**Learning Objectives**

After completing this tutorial, you should be able to:

- Find the domain of a rational expression.
- Simplify a rational expression.

** Introduction**

** Tutorial**

**A rational
expression is one
that **

**can be written in
the form **

**where P and Q are polynomials
and Q does not equal 0.**

So, when looking for the domain of a given rational
function, we use
a back door approach. **We find the values that we cannot use,
which
would be values that make the denominator 0.**

** Example
1**: Find all numbers that must be excluded from
the
domain of .

Our restriction is that the denominator of a fraction
can never be
equal to 0.

So to find what values we need to exclude, think of what
value(s) of *x*,
if any, would cause the denominator to be 0.

This give us a better look at it.

Since 1 would make the first factor in the denominator
0, then **1
would have to be excluded.**

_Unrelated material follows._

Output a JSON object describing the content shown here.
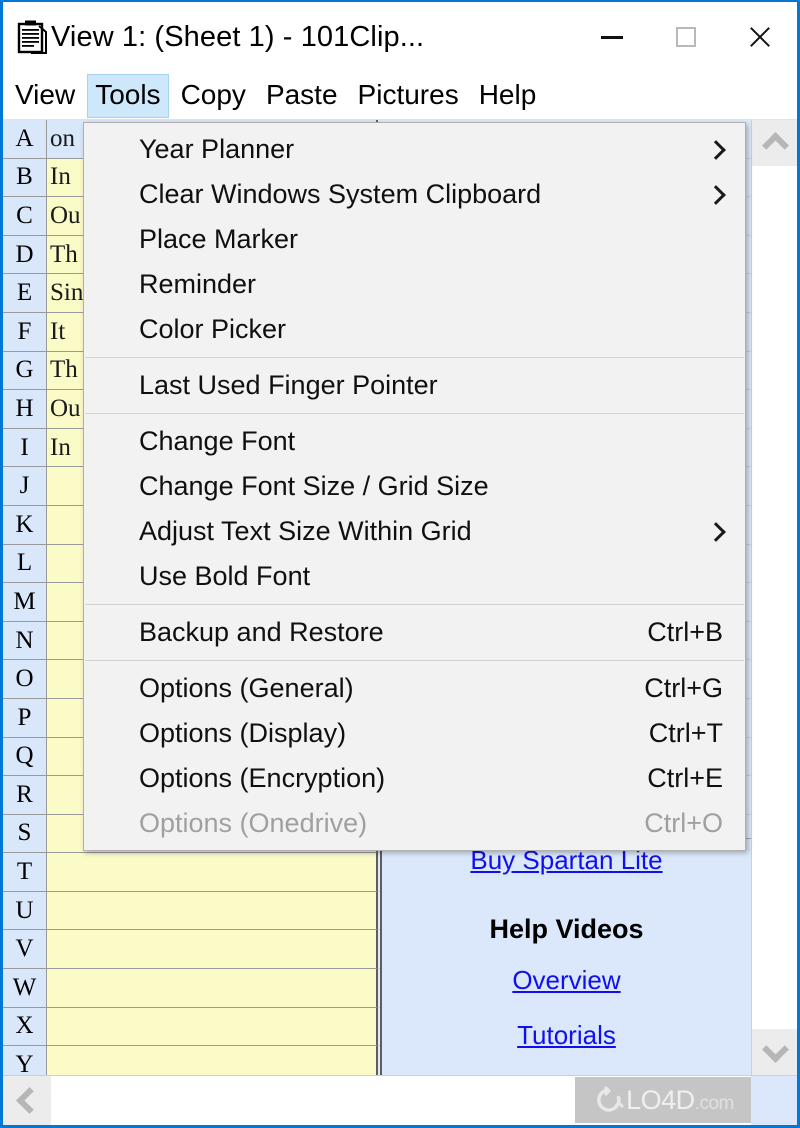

Since - 4 would make the second factor in the
denominator 0, then **-
4 would also have to be excluded.**

**For any
rational expression ,
and any polynomial R, where ,,
then **

This will come in handy when we simplify rational expressions, which is coming up next.

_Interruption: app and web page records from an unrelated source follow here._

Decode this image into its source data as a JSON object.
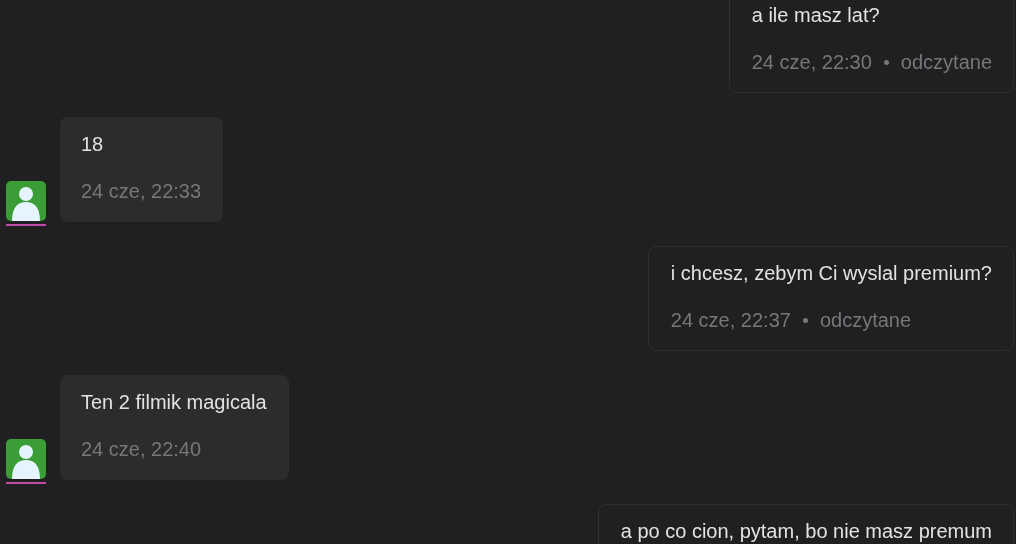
{
  "messages": [
    {
      "kind": "outgoing",
      "text": "a ile masz lat?",
      "time": "24 cze, 22:30",
      "status": "odczytane"
    },
    {
      "kind": "incoming",
      "text": "18",
      "time": "24 cze, 22:33"
    },
    {
      "kind": "outgoing",
      "text": "i chcesz, zebym Ci wyslal premium?",
      "time": "24 cze, 22:37",
      "status": "odczytane"
    },
    {
      "kind": "incoming",
      "text": "Ten 2 filmik magicala",
      "time": "24 cze, 22:40"
    },
    {
      "kind": "outgoing",
      "text": "a po co cion, pytam, bo nie masz premum"
    }
  ]
}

If you need a review on factoring, by all means go to **Tutorial
7: Factoring Polynomials.**

** Example
2: **Simplify and find all numbers that must be
excluded
from the domain of the simplified rational expression: .

**AND**

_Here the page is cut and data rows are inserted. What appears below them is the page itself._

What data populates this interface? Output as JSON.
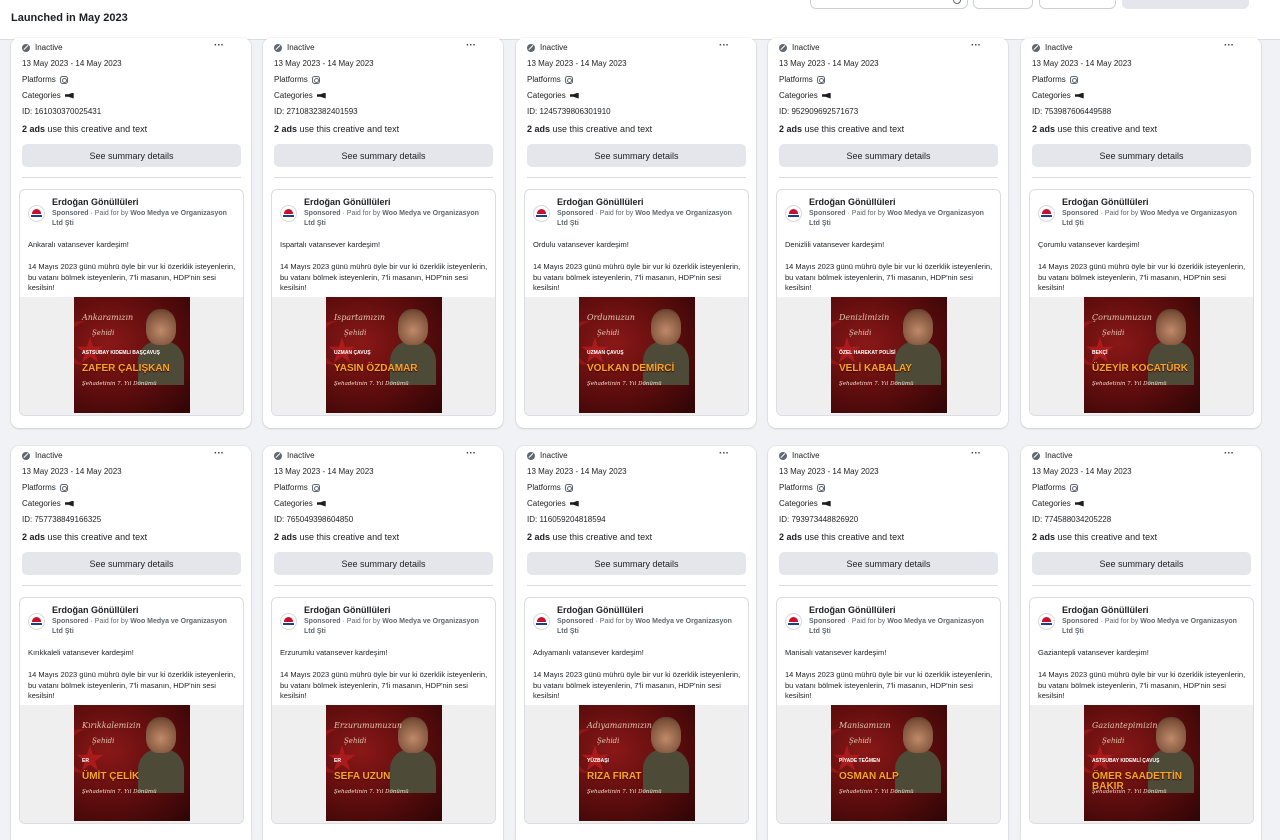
{
  "header": {
    "title": "Launched in May 2023"
  },
  "labels": {
    "platforms": "Platforms",
    "categories": "Categories",
    "ads_count": "2 ads",
    "ads_suffix": "use this creative and text",
    "summary_button": "See summary details",
    "sponsored": "Sponsored",
    "paid_for_prefix": " · Paid for by ",
    "paid_for_by": "Woo Medya ve Organizasyon Ltd Şti",
    "page_name": "Erdoğan Gönüllüleri",
    "ad_body": "14 Mayıs 2023 günü mührü öyle bir vur ki özerklik isteyenlerin, bu vatanı bölmek isteyenlerin, 7'li masanın, HDP'nin sesi kesilsin!",
    "memorial": "Şehadetinin 7. Yıl Dönümü"
  },
  "icons": {
    "status": "inactive-icon",
    "platform": "instagram-icon",
    "category": "megaphone-icon",
    "more": "more-options-icon",
    "search": "search-icon"
  },
  "colors": {
    "status_gray": "#606770",
    "button_bg": "#e4e6eb",
    "poster_red": "#8a1818",
    "name_gold": "#f5a623"
  },
  "cards": [
    {
      "status": "Inactive",
      "dates": "13 May 2023 - 14 May 2023",
      "id": "ID: 1610303700254​31",
      "greeting": "Ankaralı vatansever kardeşim!",
      "script_title": "Ankaramızın",
      "rank": "ASTSUBAY KIDEMLI BAŞÇAVUŞ",
      "soldier": "ZAFER ÇALIŞKAN"
    },
    {
      "status": "Inactive",
      "dates": "13 May 2023 - 14 May 2023",
      "id": "ID: 2710832382401593",
      "greeting": "Ispartalı vatansever kardeşim!",
      "script_title": "Ispartamızın",
      "rank": "UZMAN ÇAVUŞ",
      "soldier": "YASIN ÖZDAMAR"
    },
    {
      "status": "Inactive",
      "dates": "13 May 2023 - 14 May 2023",
      "id": "ID: 1245739806301910",
      "greeting": "Ordulu vatansever kardeşim!",
      "script_title": "Ordumuzun",
      "rank": "UZMAN ÇAVUŞ",
      "soldier": "VOLKAN DEMİRCİ"
    },
    {
      "status": "Inactive",
      "dates": "13 May 2023 - 14 May 2023",
      "id": "ID: 952909692571673",
      "greeting": "Denizlili vatansever kardeşim!",
      "script_title": "Denizlimizin",
      "rank": "ÖZEL HAREKAT POLİSİ",
      "soldier": "VELİ KABALAY"
    },
    {
      "status": "Inactive",
      "dates": "13 May 2023 - 14 May 2023",
      "id": "ID: 753987606449588",
      "greeting": "Çorumlu vatansever kardeşim!",
      "script_title": "Çorumumuzun",
      "rank": "BEKÇİ",
      "soldier": "ÜZEYİR KOCATÜRK"
    },
    {
      "status": "Inactive",
      "dates": "13 May 2023 - 14 May 2023",
      "id": "ID: 757738849166325",
      "greeting": "Kırıkkaleli vatansever kardeşim!",
      "script_title": "Kırıkkalemizin",
      "rank": "ER",
      "soldier": "ÜMİT ÇELİK"
    },
    {
      "status": "Inactive",
      "dates": "13 May 2023 - 14 May 2023",
      "id": "ID: 765049398604850",
      "greeting": "Erzurumlu vatansever kardeşim!",
      "script_title": "Erzurumumuzun",
      "rank": "ER",
      "soldier": "SEFA UZUN"
    },
    {
      "status": "Inactive",
      "dates": "13 May 2023 - 14 May 2023",
      "id": "ID: 116059204818594",
      "greeting": "Adıyamanlı vatansever kardeşim!",
      "script_title": "Adıyamanımızın",
      "rank": "YÜZBAŞI",
      "soldier": "RIZA FIRAT"
    },
    {
      "status": "Inactive",
      "dates": "13 May 2023 - 14 May 2023",
      "id": "ID: 793973448826920",
      "greeting": "Manisalı vatansever kardeşim!",
      "script_title": "Manisamızın",
      "rank": "PİYADE TEĞMEN",
      "soldier": "OSMAN ALP"
    },
    {
      "status": "Inactive",
      "dates": "13 May 2023 - 14 May 2023",
      "id": "ID: 774588034205228",
      "greeting": "Gaziantepli vatansever kardeşim!",
      "script_title": "Gaziantepimizin",
      "rank": "ASTSUBAY KIDEMLİ ÇAVUŞ",
      "soldier": "ÖMER SAADETTİN BAKIR"
    }
  ]
}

***Divide out the common factor
of ( x + 3)**

***Rational expression simplified**

To find the value(s) needed to be excluded from the
domain, we need
to ask ourselves, what value(s) of *x* would
cause our denominator to be 0?

Looking at the denominator *x* - 9, I would
say it would have to be *x* = 9.
Don’t
you agree?

**9 would be our excluded value.**

** Example
3: **Simplify and find all numbers that must be
excluded
from the domain of the simplified rational expression: .

**AND**

***Factor out a -1 from (5 - x)**

***Divide out the common factor
of ( x - 5)**

***Rational expression simplified**

To find the value(s) needed to be excluded from the
domain, we need
to ask ourselves, what value(s) of *x* would
cause our denominator to be 0?

Looking at the denominator *x* - 5, I would
say it would have to be *x* = 5.
Don’t
you agree?

**5 would be our excluded value.**

** Practice Problems**

These are practice problems to help bring you to the
next level.
It will allow you to check and see if you have an understanding of
these
types of problems. **Math works just like
anything
else, if you want to get good at it, then you need to practice
it.
Even the best athletes and musicians had help along the way and lots of
practice, practice, practice, to get good at their sport or instrument.**
In fact there is no such thing as too much practice.

To get the most out of these, **you should work the
problem out on
your own and then check your answer by clicking on the link for the
answer/discussion
for that problem**. At the link you will find the answer
as well as any steps that went into finding that answer.

Practice Problem 1a:Find all numbers that must be excluded from the domain of the given rational expression.

Practice Problems 2a - 2b:Simplify and find all numbers that must be excluded from the domain of the simplified rational expression.

** Need Extra Help on these Topics?**

**http://www.wtamu.edu/academic/anns/mps/math/mathlab/int_algebra/****int_alg_tut32_multrat.htm**

The beginning of this webpage goes through how to simplify a rational
expression.

**http://www.purplemath.com/modules/rtnldefs.htm**

This website helps with simplifying rational expressions.

**Go to Get
Help Outside the
Classroom found in Tutorial 1: How to Succeed in a Math Class for
some
more suggestions.**

Videos at this site were created and produced by Kim Seward and Virginia Williams Trice.

Last revised on Dec. 14, 2009 by Kim Seward.

All contents copyright (C) 2002 - 2010, WTAMU and Kim Seward. All rights reserved.